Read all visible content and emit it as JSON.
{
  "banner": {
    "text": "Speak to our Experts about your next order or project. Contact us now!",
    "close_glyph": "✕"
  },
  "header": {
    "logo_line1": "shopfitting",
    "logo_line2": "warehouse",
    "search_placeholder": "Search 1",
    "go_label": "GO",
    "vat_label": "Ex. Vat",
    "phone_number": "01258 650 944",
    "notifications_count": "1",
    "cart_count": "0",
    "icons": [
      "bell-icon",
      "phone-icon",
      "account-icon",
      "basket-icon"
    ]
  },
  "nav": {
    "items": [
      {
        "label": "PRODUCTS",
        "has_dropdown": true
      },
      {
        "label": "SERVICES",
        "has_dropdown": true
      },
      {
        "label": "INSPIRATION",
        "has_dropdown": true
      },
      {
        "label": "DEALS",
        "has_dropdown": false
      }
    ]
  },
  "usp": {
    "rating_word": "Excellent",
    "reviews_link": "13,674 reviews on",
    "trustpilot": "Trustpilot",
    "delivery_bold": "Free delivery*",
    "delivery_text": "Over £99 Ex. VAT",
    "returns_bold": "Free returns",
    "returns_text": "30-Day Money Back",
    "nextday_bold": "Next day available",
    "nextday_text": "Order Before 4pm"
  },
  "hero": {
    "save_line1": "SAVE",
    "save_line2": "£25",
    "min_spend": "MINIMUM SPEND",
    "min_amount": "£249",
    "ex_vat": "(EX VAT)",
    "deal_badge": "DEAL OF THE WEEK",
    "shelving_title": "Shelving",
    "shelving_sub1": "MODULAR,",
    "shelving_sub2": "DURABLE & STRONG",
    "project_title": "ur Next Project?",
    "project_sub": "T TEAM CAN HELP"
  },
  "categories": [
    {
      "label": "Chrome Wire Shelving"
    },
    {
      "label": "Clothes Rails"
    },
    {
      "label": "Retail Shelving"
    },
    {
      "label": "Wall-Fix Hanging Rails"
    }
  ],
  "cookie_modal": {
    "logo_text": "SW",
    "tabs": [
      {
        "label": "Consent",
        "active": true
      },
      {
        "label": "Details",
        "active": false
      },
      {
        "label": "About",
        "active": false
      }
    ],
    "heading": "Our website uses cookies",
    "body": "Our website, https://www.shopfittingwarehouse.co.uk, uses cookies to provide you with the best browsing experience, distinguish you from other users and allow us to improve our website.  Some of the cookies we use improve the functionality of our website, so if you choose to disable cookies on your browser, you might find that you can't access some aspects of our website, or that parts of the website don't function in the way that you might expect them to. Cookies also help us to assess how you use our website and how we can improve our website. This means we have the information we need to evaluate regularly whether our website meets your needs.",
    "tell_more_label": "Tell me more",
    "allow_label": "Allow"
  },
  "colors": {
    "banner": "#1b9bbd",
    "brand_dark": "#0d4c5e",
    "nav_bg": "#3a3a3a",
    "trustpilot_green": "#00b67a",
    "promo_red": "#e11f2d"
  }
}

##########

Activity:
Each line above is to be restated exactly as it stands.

Completed task:
Read all visible content and emit it as JSON.
{
  "banner": {
    "text": "Speak to our Experts about your next order or project. Contact us now!",
    "close_glyph": "✕"
  },
  "header": {
    "logo_line1": "shopfitting",
    "logo_line2": "warehouse",
    "search_placeholder": "Search 1",
    "go_label": "GO",
    "vat_label": "Ex. Vat",
    "phone_number": "01258 650 944",
    "notifications_count": "1",
    "cart_count": "0",
    "icons": [
      "bell-icon",
      "phone-icon",
      "account-icon",
      "basket-icon"
    ]
  },
  "nav": {
    "items": [
      {
        "label": "PRODUCTS",
        "has_dropdown": true
      },
      {
        "label": "SERVICES",
        "has_dropdown": true
      },
      {
        "label": "INSPIRATION",
        "has_dropdown": true
      },
      {
        "label": "DEALS",
        "has_dropdown": false
      }
    ]
  },
  "usp": {
    "rating_word": "Excellent",
    "reviews_link": "13,674 reviews on",
    "trustpilot": "Trustpilot",
    "delivery_bold": "Free delivery*",
    "delivery_text": "Over £99 Ex. VAT",
    "returns_bold": "Free returns",
    "returns_text": "30-Day Money Back",
    "nextday_bold": "Next day available",
    "nextday_text": "Order Before 4pm"
  },
  "hero": {
    "save_line1": "SAVE",
    "save_line2": "£25",
    "min_spend": "MINIMUM SPEND",
    "min_amount": "£249",
    "ex_vat": "(EX VAT)",
    "deal_badge": "DEAL OF THE WEEK",
    "shelving_title": "Shelving",
    "shelving_sub1": "MODULAR,",
    "shelving_sub2": "DURABLE & STRONG",
    "project_title": "ur Next Project?",
    "project_sub": "T TEAM CAN HELP"
  },
  "categories": [
    {
      "label": "Chrome Wire Shelving"
    },
    {
      "label": "Clothes Rails"
    },
    {
      "label": "Retail Shelving"
    },
    {
      "label": "Wall-Fix Hanging Rails"
    }
  ],
  "cookie_modal": {
    "logo_text": "SW",
    "tabs": [
      {
        "label": "Consent",
        "active": true
      },
      {
        "label": "Details",
        "active": false
      },
      {
        "label": "About",
        "active": false
      }
    ],
    "heading": "Our website uses cookies",
    "body": "Our website, https://www.shopfittingwarehouse.co.uk, uses cookies to provide you with the best browsing experience, distinguish you from other users and allow us to improve our website.  Some of the cookies we use improve the functionality of our website, so if you choose to disable cookies on your browser, you might find that you can't access some aspects of our website, or that parts of the website don't function in the way that you might expect them to. Cookies also help us to assess how you use our website and how we can improve our website. This means we have the information we need to evaluate regularly whether our website meets your needs.",
    "tell_more_label": "Tell me more",
    "allow_label": "Allow"
  },
  "colors": {
    "banner": "#1b9bbd",
    "brand_dark": "#0d4c5e",
    "nav_bg": "#3a3a3a",
    "trustpilot_green": "#00b67a",
    "promo_red": "#e11f2d"
  }
}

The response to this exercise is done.